  5. tara johns

    As I was writing (and forever re-writing) my first feature that I went on to direct, I had a quote by M. Night Shymalan stuck on the wall in front of me. It went something like this: “I was on like the fifth draft when I suddenly realized, Oh my god – this guy’s dead!”


    Doug, who’s agent and is he/she taking on new talent. I’ve been trying to find an agent since last year. If you or anyone else knows one PLEASE, PLEASE let me know. Thanks.

  7. Jacob Krueger

    Thank you to everyone for your comments. While I do agree that as Doug and some others have mentioned, it can be a helpful thing to have a great ending to drive toward as you write, sometimes it does take awhile for the right ending to bubble up. Francis Ford Coppola actually shot APOCALYPSE NOW without knowing how it would end, and the original ending of WHEN HARRY MET SALLY left the two of them broken up, rather than together. All writing is a process. So if the screenwriting gods are kind enough to gift you with the perfect ending at the beginning of the process, by all means accept that gift! But if the great ending’s not yet coming– as it wasn’t for the student who asked this question– that doesn’t mean you have to give up on your script. Instead, it may be that you simply need to learn more about your character, so the great ending can evolve organically from your writing. Either way, it’s worth recognizing that oftentimes the ending you think you’re building to is not the one you end up with, and that giving yourself the flexibility to discover your best stuff, rather than locking yourself into a paint by numbers process, is more likely to help you write a screenplay that takes both you and your audience somewhere they didn’t initially expect to go.

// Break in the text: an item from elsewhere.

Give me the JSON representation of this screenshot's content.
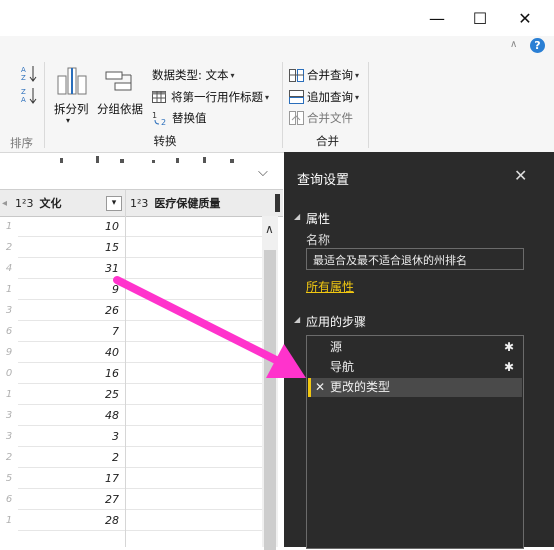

    Jacob Krueger


    I totally agree and agree with the way he said it. I think I love this teacher a little bit – though it may have something to do with the fact that I’m rewriting my “meh” third act…tomorrow. Some people like to fly by the seat of their pants. The best writing does that – whilst being true to the characters. It’s hard to plan an ending, then make the characters fit that ending, and make both work well – or either in fact.

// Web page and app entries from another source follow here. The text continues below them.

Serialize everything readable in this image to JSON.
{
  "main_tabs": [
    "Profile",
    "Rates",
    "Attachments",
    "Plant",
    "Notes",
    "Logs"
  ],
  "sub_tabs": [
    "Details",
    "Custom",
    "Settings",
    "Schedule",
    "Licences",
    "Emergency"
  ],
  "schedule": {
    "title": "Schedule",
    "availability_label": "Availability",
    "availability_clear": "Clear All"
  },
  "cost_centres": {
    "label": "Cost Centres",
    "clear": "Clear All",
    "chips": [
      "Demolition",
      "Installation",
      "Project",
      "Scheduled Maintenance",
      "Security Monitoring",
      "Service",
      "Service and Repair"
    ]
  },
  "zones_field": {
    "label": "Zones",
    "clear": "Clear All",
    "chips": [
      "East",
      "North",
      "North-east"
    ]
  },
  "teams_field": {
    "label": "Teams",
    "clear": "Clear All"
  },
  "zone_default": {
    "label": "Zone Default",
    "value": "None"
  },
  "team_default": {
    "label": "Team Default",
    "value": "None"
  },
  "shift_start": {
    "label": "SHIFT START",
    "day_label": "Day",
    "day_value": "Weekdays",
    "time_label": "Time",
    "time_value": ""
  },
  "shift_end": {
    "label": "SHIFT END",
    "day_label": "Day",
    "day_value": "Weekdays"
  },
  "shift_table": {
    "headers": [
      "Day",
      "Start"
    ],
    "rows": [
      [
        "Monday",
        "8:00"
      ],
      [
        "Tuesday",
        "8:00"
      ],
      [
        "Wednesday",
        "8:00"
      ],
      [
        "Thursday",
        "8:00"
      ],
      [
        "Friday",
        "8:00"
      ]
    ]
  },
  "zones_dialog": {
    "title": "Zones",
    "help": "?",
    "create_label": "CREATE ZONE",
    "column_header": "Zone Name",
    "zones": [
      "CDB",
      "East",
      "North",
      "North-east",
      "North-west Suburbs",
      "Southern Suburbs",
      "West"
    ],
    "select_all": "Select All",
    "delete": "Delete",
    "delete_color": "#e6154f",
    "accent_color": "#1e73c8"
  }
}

  9. TheWriteStuff

    If I lock myself into an ending, it usually kills the spontaneity in my writing. I like to start with a sense of my ending but not feel trapped by it. I think most writers would benefit from being open to the possibility that their script might really be about something different than their original intentions.

  10. Lx

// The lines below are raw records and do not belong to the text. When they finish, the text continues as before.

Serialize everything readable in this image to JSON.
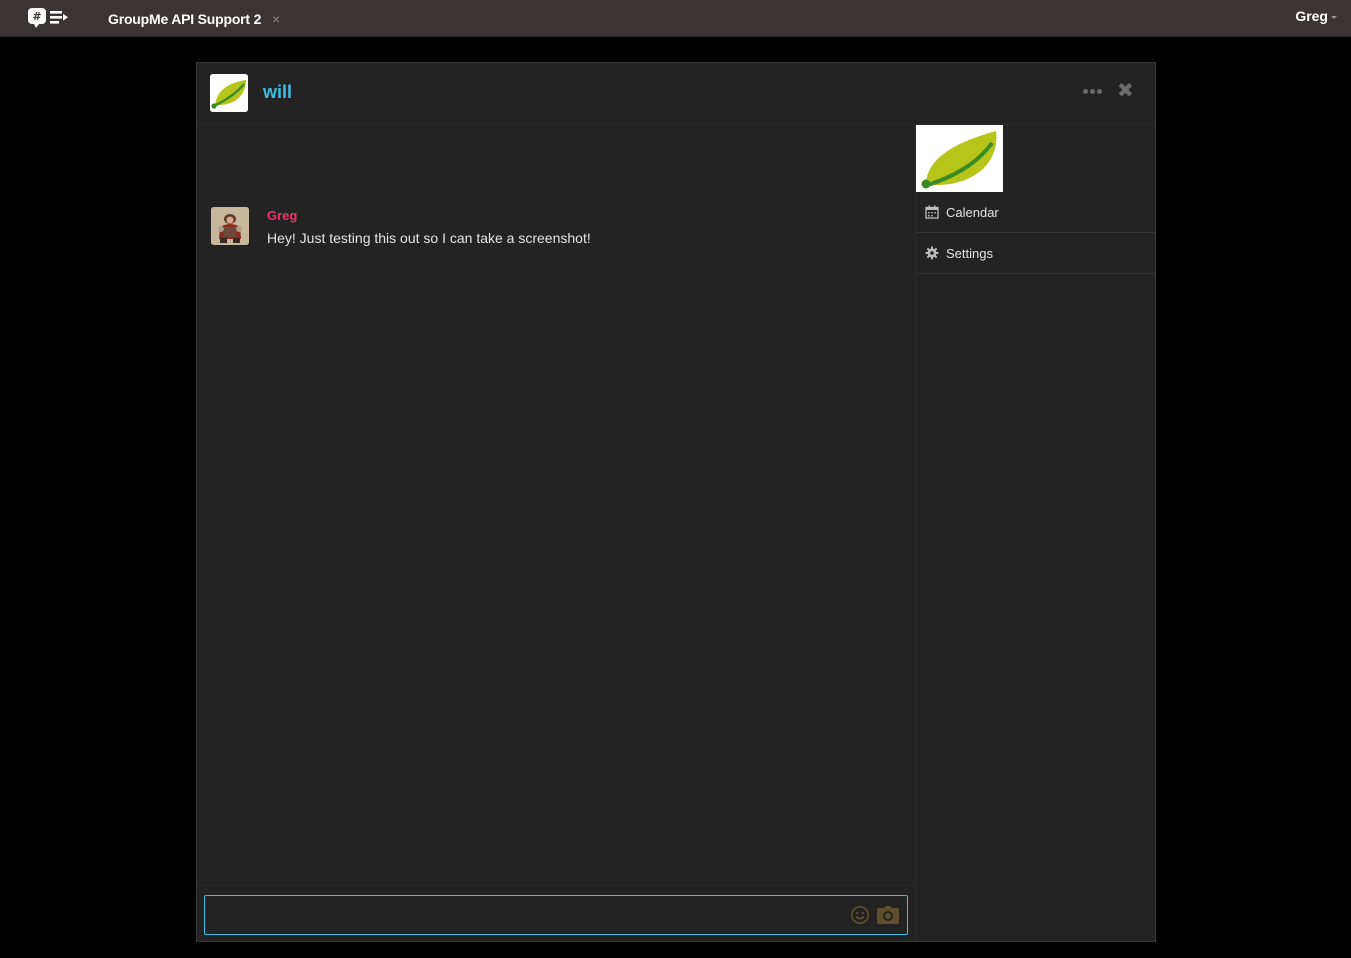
{
  "topbar": {
    "app_logo_icon": "groupme-logo-icon",
    "tab": {
      "label": "GroupMe API Support 2",
      "close_glyph": "×"
    },
    "user": {
      "name": "Greg"
    }
  },
  "chat": {
    "header": {
      "title": "will",
      "title_color": "#3fbde6",
      "more_icon": "more-dots-icon",
      "close_glyph": "✖"
    },
    "messages": [
      {
        "author": "Greg",
        "author_color": "#e8336a",
        "text": "Hey! Just testing this out so I can take a screenshot!"
      }
    ],
    "composer": {
      "value": "",
      "placeholder": "",
      "border_color": "#3fbde6",
      "emoji_icon": "emoji-smile-icon",
      "camera_icon": "camera-icon"
    }
  },
  "sidebar": {
    "items": [
      {
        "label": "Calendar",
        "icon": "calendar-icon"
      },
      {
        "label": "Settings",
        "icon": "gear-icon"
      }
    ]
  },
  "colors": {
    "topbar_bg": "#3a3434",
    "page_bg": "#000000",
    "window_bg": "#232323"
  }
}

    Agree with the “come to you” aspect. Often times you can’t see the character or what he/she is doing until they actually do it on paper. I think there are instances when you know how you want something to end but there is nothing “organic” about such an ending, it feels contrived and like the focus of the movie was about the destination and not the journey. Great recent example (IMHO) Captain America – they HAD to get to that ending and, because of that, it was just sort of “meh” and the whole film seemed mildly ill-paced. The 6th Sense was different, I don’t think M Night set out to end with the reveal, instead he wanted to tell a tory from (spolier alert) a dead person’s persepctive and thouhgt -in the end – it’d be fun to trick the audience.

  11. Antonio D'Alfonso

    Hello Mr Krueger… I like the energy of the video. I too teach script writing… and have come up with a certain type of structure for teaching writers to deal with moments in the film. I agree with Doug… Endings are usually the first thing that makes the entire idea gel. Without knowing the end of the trip the trip can never take off. I know if I have to go to Italy I need to go to Alaska first. But eventually that journey takes me to Rome somewhere.

  12. Doug

    I’ve sold one script, and have another one in option now with a major producer. I write my beginning first, and then I write my ending. Then I write to my ending. I don’t believe that great endings “come to you.” I believe they’re written from the very beginning, and then you have something to write to. Writing a script without knowing the ending is like jumping in your car, not putting an address in your GPS system, and hoping to get to your destination. You don’t think M. Night wrote “The Sixth Sense,” without knowing the ending do ou?